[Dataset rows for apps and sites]
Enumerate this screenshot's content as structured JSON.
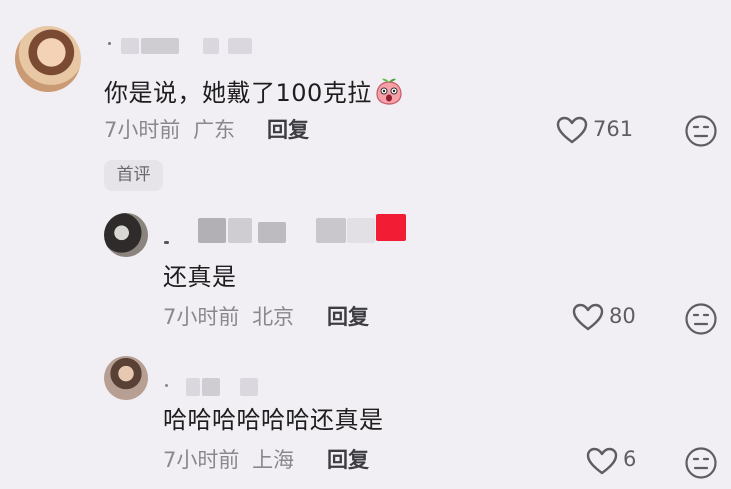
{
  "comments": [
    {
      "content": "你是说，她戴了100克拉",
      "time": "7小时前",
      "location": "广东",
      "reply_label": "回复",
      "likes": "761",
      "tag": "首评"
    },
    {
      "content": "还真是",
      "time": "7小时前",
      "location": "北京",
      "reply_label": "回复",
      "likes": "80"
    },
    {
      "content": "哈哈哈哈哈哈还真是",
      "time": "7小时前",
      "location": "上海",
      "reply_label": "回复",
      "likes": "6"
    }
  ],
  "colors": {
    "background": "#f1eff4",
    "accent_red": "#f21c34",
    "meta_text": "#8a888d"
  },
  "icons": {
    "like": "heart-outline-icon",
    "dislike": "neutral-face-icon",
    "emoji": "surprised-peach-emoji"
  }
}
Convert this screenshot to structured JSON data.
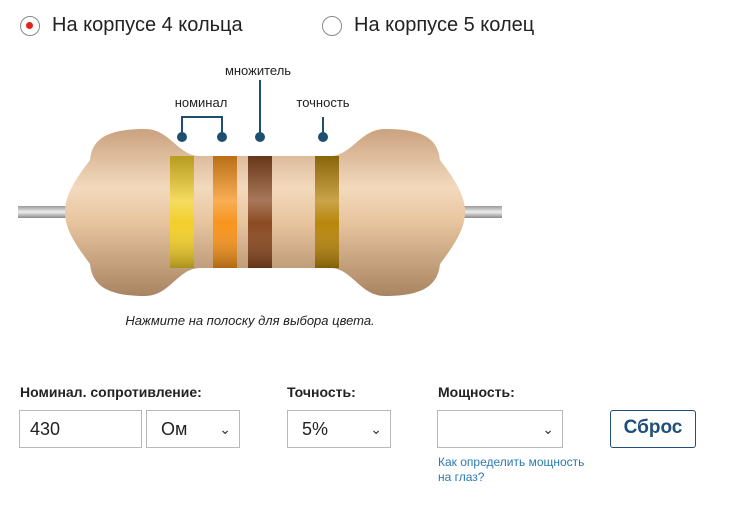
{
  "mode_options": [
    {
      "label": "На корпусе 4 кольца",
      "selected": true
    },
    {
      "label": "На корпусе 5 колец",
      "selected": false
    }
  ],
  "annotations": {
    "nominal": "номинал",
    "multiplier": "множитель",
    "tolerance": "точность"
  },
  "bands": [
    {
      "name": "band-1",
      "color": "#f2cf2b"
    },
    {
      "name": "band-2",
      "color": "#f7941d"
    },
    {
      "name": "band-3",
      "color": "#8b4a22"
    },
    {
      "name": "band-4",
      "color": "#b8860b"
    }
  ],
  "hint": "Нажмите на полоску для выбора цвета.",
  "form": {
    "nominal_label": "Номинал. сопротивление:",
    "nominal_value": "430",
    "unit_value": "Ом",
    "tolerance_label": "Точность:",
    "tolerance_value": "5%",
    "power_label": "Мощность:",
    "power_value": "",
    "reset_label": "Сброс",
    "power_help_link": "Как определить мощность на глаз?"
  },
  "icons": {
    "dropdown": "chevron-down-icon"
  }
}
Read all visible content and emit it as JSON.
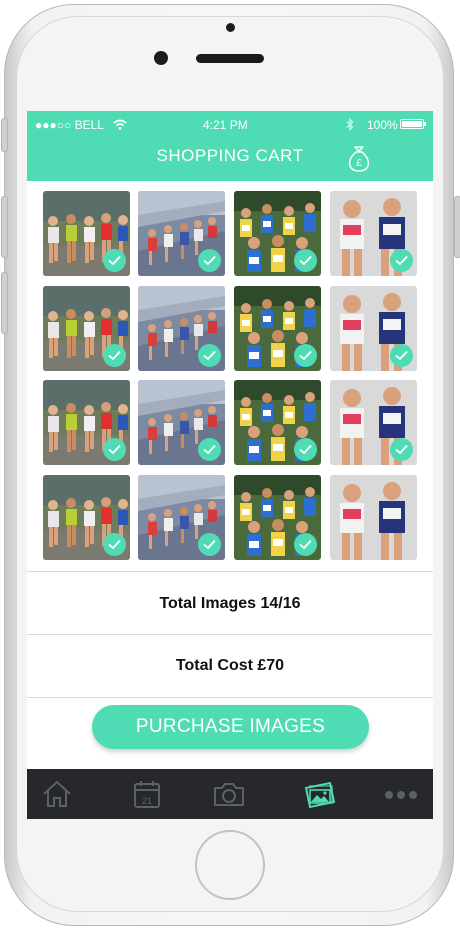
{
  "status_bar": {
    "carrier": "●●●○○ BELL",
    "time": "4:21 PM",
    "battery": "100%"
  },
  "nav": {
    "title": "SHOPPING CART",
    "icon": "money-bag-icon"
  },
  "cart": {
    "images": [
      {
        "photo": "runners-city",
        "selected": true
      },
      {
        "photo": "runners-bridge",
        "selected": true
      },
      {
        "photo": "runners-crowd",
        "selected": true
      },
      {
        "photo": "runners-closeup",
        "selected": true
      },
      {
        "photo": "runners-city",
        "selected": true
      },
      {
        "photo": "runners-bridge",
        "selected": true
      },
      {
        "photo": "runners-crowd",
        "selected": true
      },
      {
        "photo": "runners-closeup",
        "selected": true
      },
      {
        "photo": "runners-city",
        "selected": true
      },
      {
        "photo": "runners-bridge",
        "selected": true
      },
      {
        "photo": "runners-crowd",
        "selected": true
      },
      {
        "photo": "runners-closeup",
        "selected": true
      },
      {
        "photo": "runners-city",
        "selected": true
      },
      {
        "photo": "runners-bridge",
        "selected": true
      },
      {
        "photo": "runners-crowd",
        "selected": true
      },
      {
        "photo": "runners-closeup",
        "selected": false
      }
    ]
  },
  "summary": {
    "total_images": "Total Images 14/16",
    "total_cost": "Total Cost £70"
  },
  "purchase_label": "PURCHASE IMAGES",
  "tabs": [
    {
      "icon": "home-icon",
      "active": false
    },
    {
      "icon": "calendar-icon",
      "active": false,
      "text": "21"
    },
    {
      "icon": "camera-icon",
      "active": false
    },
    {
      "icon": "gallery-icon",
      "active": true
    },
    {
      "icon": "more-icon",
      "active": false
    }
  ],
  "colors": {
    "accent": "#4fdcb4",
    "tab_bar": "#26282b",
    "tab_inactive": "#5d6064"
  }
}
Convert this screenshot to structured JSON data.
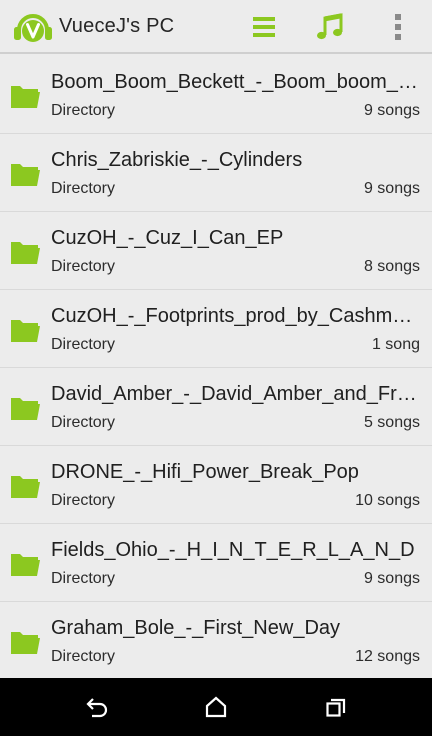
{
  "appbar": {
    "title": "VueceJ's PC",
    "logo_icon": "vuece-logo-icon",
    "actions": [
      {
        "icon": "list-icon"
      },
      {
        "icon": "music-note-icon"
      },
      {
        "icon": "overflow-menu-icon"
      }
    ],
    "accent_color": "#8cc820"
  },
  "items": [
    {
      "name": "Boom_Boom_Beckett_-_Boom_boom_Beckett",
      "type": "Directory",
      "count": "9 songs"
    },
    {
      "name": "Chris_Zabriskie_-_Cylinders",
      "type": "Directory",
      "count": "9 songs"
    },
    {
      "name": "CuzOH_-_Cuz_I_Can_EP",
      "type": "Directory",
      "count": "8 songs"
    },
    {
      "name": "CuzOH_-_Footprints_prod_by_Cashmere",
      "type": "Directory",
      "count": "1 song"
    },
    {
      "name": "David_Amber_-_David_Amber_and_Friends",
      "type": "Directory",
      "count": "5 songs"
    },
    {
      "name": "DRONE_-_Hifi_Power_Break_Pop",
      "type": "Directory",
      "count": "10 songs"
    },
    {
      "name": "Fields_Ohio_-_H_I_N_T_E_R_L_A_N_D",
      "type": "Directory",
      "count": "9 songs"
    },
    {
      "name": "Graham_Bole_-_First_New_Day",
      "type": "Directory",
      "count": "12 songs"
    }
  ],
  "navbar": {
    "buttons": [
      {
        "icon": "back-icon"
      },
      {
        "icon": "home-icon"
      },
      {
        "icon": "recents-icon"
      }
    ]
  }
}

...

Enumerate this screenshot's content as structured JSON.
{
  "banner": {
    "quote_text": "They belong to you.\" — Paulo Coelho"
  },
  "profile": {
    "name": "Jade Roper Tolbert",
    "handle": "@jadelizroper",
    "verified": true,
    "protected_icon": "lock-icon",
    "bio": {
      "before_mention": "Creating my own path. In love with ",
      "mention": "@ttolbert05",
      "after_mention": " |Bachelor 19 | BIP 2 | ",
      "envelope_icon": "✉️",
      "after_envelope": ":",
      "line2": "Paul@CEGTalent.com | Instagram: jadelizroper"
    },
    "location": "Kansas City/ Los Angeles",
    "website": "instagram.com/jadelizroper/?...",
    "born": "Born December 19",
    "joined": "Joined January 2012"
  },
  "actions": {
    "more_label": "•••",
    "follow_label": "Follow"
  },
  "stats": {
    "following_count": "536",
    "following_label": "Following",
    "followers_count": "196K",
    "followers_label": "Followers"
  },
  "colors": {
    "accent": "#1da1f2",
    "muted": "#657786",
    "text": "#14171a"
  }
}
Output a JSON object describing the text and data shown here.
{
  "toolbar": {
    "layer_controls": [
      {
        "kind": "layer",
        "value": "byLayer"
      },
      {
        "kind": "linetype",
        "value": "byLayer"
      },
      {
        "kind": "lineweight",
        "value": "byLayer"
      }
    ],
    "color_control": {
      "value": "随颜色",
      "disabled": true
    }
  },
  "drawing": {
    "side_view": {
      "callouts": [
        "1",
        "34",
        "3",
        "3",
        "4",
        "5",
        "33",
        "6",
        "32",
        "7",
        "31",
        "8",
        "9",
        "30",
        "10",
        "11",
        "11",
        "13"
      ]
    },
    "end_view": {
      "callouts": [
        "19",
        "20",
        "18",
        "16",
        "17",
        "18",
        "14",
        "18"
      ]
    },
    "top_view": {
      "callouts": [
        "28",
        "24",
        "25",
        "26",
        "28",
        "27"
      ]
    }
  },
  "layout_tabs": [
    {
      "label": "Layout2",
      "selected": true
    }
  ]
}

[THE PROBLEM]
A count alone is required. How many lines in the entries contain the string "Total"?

[FINISHED TASK]
2